In the entries that follow, how many lines contain "Record"? Please reply with only the number.

----- DATA UNDER STUDY -----

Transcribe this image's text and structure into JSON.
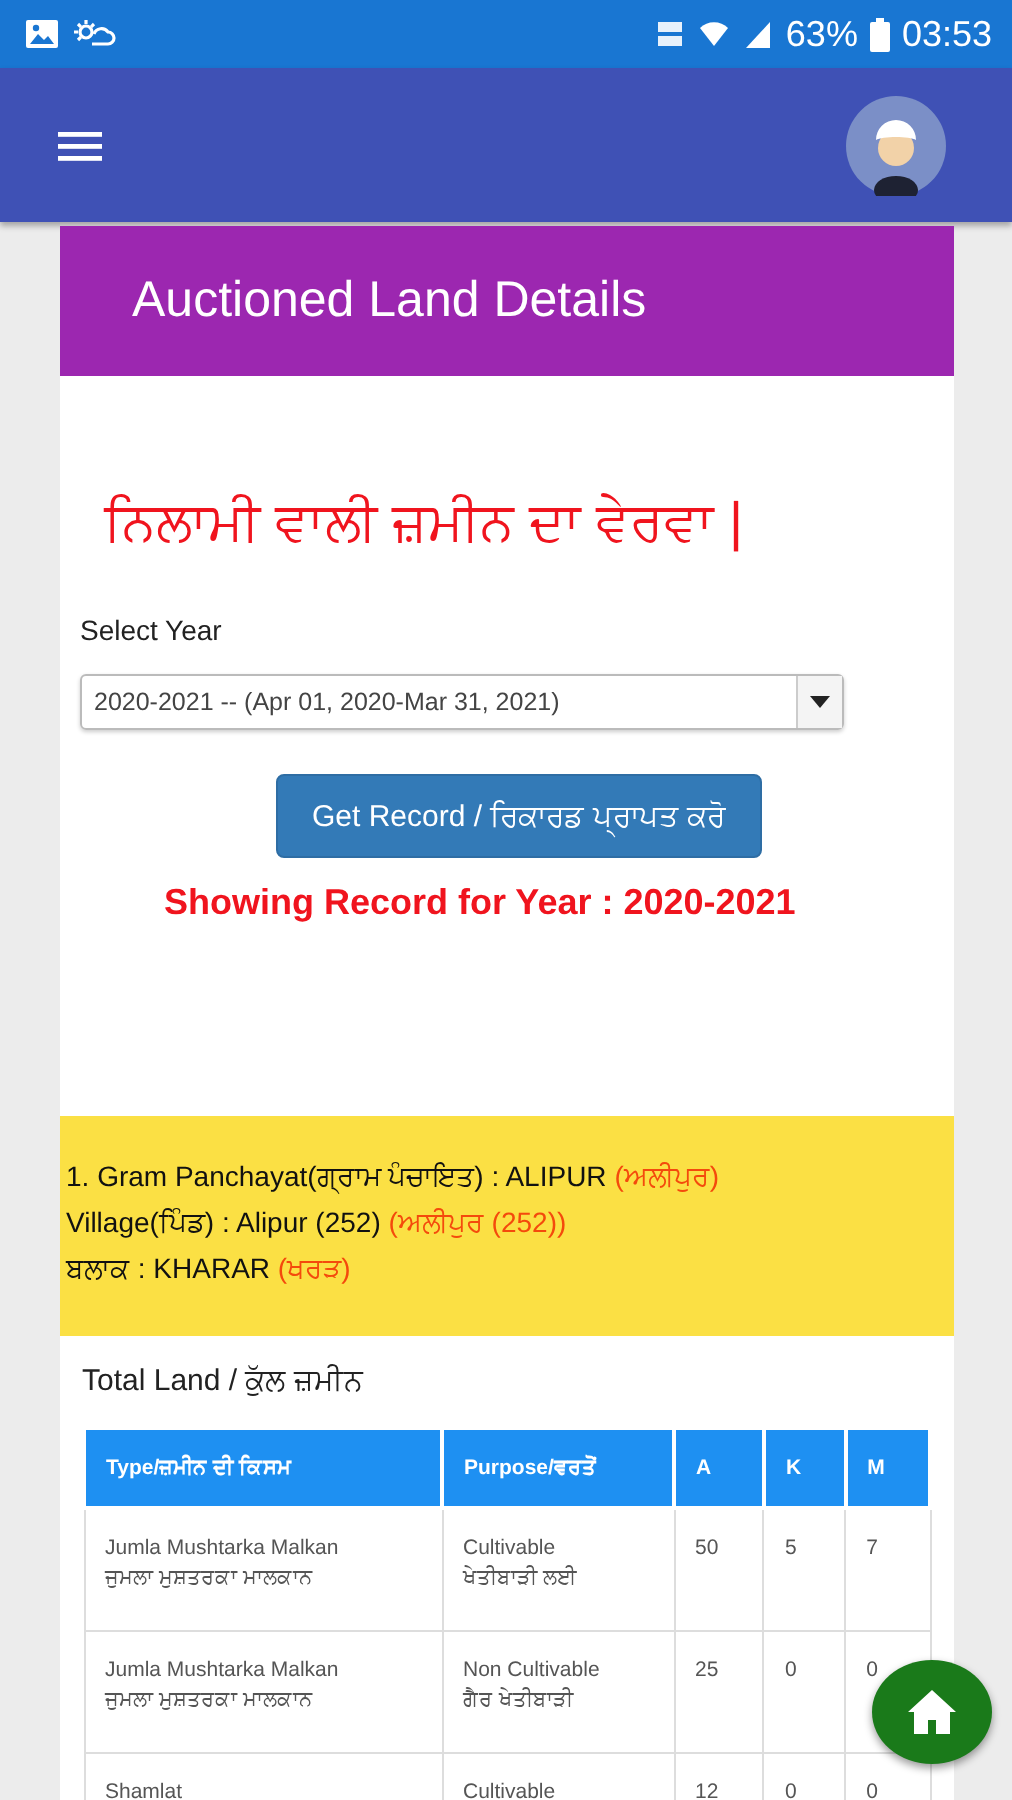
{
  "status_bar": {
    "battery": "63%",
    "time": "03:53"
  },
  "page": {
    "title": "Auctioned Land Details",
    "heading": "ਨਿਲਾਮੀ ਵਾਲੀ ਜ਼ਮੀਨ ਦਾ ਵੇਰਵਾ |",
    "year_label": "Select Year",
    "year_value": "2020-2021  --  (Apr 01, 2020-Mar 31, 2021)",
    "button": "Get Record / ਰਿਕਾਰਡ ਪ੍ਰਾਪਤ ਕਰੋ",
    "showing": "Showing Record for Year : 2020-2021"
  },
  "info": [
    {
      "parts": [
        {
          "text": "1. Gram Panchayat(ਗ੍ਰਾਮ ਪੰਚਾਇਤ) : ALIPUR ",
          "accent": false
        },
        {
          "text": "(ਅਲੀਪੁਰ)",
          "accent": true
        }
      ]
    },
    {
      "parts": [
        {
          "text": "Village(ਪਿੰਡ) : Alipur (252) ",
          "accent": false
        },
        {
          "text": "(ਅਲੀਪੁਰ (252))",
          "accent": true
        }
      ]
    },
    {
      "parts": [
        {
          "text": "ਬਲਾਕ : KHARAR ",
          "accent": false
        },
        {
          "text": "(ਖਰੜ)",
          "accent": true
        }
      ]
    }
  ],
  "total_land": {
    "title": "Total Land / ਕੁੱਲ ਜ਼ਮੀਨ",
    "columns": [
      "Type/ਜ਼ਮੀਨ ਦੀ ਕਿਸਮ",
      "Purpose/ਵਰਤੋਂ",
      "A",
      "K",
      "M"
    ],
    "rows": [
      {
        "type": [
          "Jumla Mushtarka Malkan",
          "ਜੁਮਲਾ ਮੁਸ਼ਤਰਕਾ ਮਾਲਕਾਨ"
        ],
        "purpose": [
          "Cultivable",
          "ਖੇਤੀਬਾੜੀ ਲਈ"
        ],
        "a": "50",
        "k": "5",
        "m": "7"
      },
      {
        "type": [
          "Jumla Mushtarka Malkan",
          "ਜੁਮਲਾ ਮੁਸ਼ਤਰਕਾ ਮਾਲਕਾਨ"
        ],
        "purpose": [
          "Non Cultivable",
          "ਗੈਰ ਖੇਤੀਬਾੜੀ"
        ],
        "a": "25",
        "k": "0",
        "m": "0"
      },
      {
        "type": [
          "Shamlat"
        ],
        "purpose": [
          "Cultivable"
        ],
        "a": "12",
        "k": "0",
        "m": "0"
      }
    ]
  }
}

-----

§ **SOLUTION FOR THIS TASK**:
2